Dianna Douglas / KERA

  — Texas’ Hispanic and black students are rocking the national charts when it comes to high school graduation rates. Fronteras takes a look at the reasons and whether students are also better prepared for college and career.

— In Dallas minority students excel on Advanced Placement tests for colleges.  We take a look at why that’s happening.

—Sen. Ted Cruz, the first official presidential candidate for the 2016 elections, may speak at Texas A&M International’s graduation ceremony in Laredo.  Could he be trying to make inroads with Hispanic voters?

More than 40 mothers held in the Karnes Detention Center started a hunger strike Tuesday to protest for their release, according to the San Antonio legal aid organization RAICES. The center detains immigrant families who cross the border illegally.

RAICES says it recorded a phone call with a detainee, which it posted to YouTube. In it, a woman speaking in Spanish confirms the strike and reports that more women are joining up.

David Martin Davies / TPR News

AUSTIN — State police agencies are making fewer arrests and fewer traffic stops than the same period a year ago, a drop-off that local officials attribute to sending hundreds of troopers to help secure the Texas-Mexico border.

The Dallas Morning News reports Highway Patrol citations have fallen 14 percent from the previous year, new investigations started by the state criminal investigations division have fallen 13 percent and Texas Rangers arrests have fallen by 25 percent.

Texas Tribune
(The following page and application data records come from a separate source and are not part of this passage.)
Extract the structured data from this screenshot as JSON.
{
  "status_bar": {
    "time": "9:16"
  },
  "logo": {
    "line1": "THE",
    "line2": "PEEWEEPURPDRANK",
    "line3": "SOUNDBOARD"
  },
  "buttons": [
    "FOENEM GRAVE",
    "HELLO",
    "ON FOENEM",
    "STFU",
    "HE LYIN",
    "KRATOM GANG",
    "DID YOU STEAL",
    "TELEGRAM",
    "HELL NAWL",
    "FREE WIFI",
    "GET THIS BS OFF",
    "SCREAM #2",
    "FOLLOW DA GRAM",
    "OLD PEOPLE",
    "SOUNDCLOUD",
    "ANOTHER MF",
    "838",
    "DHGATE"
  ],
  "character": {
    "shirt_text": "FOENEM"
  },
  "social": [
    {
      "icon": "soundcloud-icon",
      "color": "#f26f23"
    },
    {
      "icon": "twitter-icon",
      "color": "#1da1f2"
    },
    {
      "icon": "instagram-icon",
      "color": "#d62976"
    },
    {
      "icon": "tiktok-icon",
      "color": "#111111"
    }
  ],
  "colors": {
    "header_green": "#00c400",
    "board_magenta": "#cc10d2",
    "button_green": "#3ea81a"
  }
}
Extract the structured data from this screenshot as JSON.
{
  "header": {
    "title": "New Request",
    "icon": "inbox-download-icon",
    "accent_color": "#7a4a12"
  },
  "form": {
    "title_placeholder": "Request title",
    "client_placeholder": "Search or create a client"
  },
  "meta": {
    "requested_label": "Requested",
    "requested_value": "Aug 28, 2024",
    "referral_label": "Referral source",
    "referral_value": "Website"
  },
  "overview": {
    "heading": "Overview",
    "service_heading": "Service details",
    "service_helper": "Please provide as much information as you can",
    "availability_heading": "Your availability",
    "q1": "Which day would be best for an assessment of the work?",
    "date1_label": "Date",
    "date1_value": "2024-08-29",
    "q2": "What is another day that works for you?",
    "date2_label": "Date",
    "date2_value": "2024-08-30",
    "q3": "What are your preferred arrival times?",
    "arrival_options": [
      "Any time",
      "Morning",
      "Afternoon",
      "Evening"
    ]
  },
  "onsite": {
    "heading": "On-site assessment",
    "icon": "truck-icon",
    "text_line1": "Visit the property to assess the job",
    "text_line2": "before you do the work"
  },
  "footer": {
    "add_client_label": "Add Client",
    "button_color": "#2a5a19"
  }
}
— Last summer tens of thousands of unaccompanied Central American minors crossed the Rio Grande and entered the United States.  Many were fleeing violence in their countries.  Ambassador Thomas Shannon tells Fronteras the U.S. government is hoping a plan being implemented will prevent another wave of child migrants.  

—After living illegally for years in the United States many residents of  Tijuana, Mexico,  are being deported to Mexico.   Read on for why they're waiting in Tijuana.


It was a little less than a year ago that tens of thousands of unaccompanied children from Central America crossed the Rio Grande into Texas.   Now as the peak migration season approaches federal officials are watching to see whether a recently implemented plan will prevent another surge of children coming over the southern U.S. border.